    Following Germany’s May 7 surrender, the 82nd Airborne remained on occupation duty in the American sector of Berlin. First Lieutenant Greenblatt returned to the US in September 1945 and was honorably discharged in November. He received a Bronze Star for amphibious activities at Anzio, a combat infantryman's badge, and a Presidential citation for the Hitsdorf battle. Leonard married Betty Mae and they had two children. Leonard, age 90, died on November 25, 2008, in Pineville, North Carolina.

    Physical Details

    1 folder
    System of Arrangement
    The Leonard Greenblatt papers are arranged in a single series.

    Rights & Restrictions

    Conditions on Access
    There are no known restrictions on access to this material.
    Conditions on Use
    The donor, source institution, or a third party has asserted copyright over some or all of these material(s). The Museum does not own the copyright for the material and does not have authority to authorize use. For permission, please contact the rights holder(s).

    Keywords & Subjects

    Administrative Notes

    Marilyn D. Greenblatt donated the Leonard Greenblatt papers to the United States Holocaust Memorial Museum in 2013.
    Funding Note
    The cataloging of this collection has been supported by a grant from the Conference on Jewish Material Claims Against Germany.
    Record last modified:
    2023-08-25 15:57:06
    This page:

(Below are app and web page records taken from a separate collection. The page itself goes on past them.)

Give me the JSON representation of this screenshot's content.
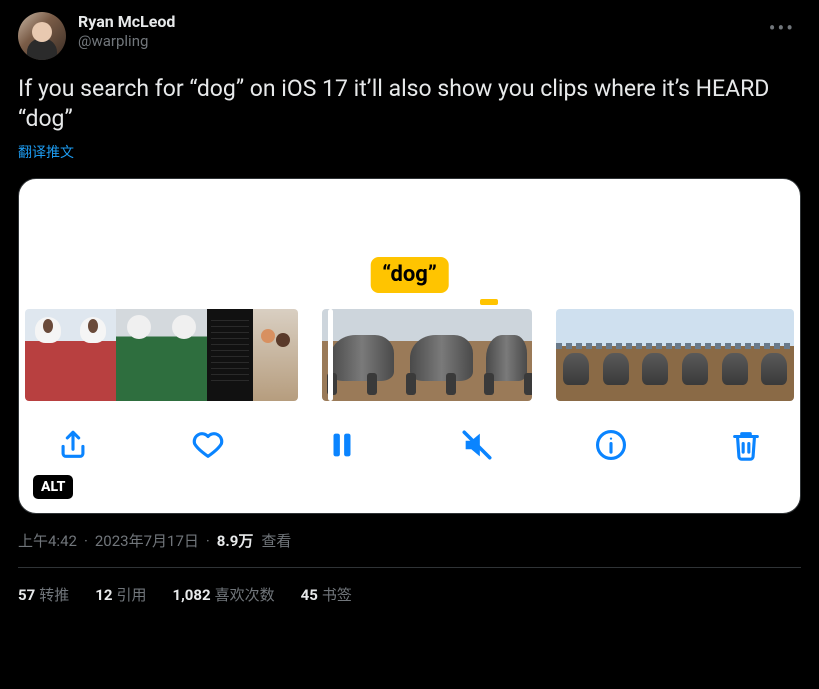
{
  "author": {
    "display_name": "Ryan McLeod",
    "handle": "@warpling"
  },
  "tweet_text": "If you search for “dog” on iOS 17 it’ll also show you clips where it’s HEARD “dog”",
  "translate_label": "翻译推文",
  "media": {
    "search_badge": "“dog”",
    "alt_label": "ALT"
  },
  "meta": {
    "time": "上午4:42",
    "date": "2023年7月17日",
    "views_count": "8.9万",
    "views_label": "查看"
  },
  "stats": {
    "retweets": {
      "count": "57",
      "label": "转推"
    },
    "quotes": {
      "count": "12",
      "label": "引用"
    },
    "likes": {
      "count": "1,082",
      "label": "喜欢次数"
    },
    "bookmarks": {
      "count": "45",
      "label": "书签"
    }
  }
}
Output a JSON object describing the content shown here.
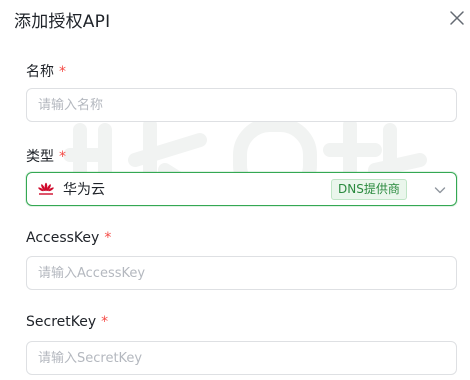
{
  "dialog": {
    "title": "添加授权API"
  },
  "form": {
    "name": {
      "label": "名称",
      "required_mark": "*",
      "placeholder": "请输入名称"
    },
    "type": {
      "label": "类型",
      "required_mark": "*",
      "selected_value": "华为云",
      "badge": "DNS提供商",
      "brand_icon": "huawei-logo-icon"
    },
    "access_key": {
      "label": "AccessKey",
      "required_mark": "*",
      "placeholder": "请输入AccessKey"
    },
    "secret_key": {
      "label": "SecretKey",
      "required_mark": "*",
      "placeholder": "请输入SecretKey"
    }
  },
  "colors": {
    "accent_green": "#34a853",
    "badge_bg": "#eaf6ec",
    "required_red": "#f54a45",
    "huawei_red": "#cf0a2c"
  }
}
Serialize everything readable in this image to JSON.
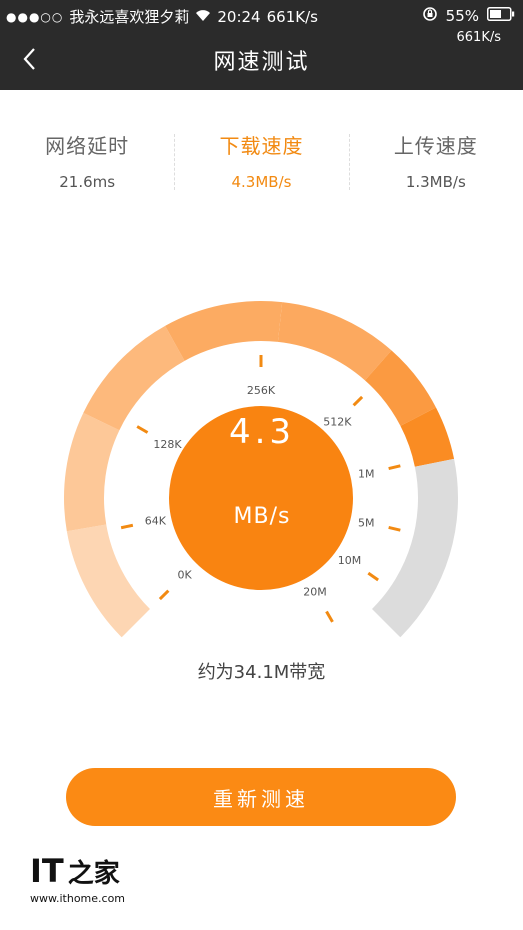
{
  "status_bar": {
    "carrier": "我永远喜欢狸夕莉",
    "time": "20:24",
    "net_speed": "661K/s",
    "battery": "55%",
    "net_speed_secondary": "661K/s",
    "signal_dots_filled": 3,
    "signal_dots_total": 5
  },
  "nav": {
    "title": "网速测试"
  },
  "stats": [
    {
      "label": "网络延时",
      "value": "21.6ms",
      "active": false
    },
    {
      "label": "下载速度",
      "value": "4.3MB/s",
      "active": true
    },
    {
      "label": "上传速度",
      "value": "1.3MB/s",
      "active": false
    }
  ],
  "gauge": {
    "ticks": [
      "0K",
      "64K",
      "128K",
      "256K",
      "512K",
      "1M",
      "5M",
      "10M",
      "20M"
    ],
    "value": "4.3",
    "unit": "MB/s",
    "filled_segments": 7,
    "colors": {
      "accent": "#f98411",
      "center": "#f98411",
      "track_empty": "#dcdcdc",
      "tick": "#f28a12",
      "segments": [
        "#fdd6b3",
        "#fdc898",
        "#fdb97c",
        "#fcab62",
        "#fca95f",
        "#fb9a41",
        "#fa8c23",
        "#dcdcdc"
      ]
    }
  },
  "bandwidth_text": "约为34.1M带宽",
  "retest_label": "重新测速",
  "watermark": {
    "logo_it": "IT",
    "logo_cn": "之家",
    "url": "www.ithome.com"
  }
}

    Download & Licensing

    In-Person Research

    Contact Us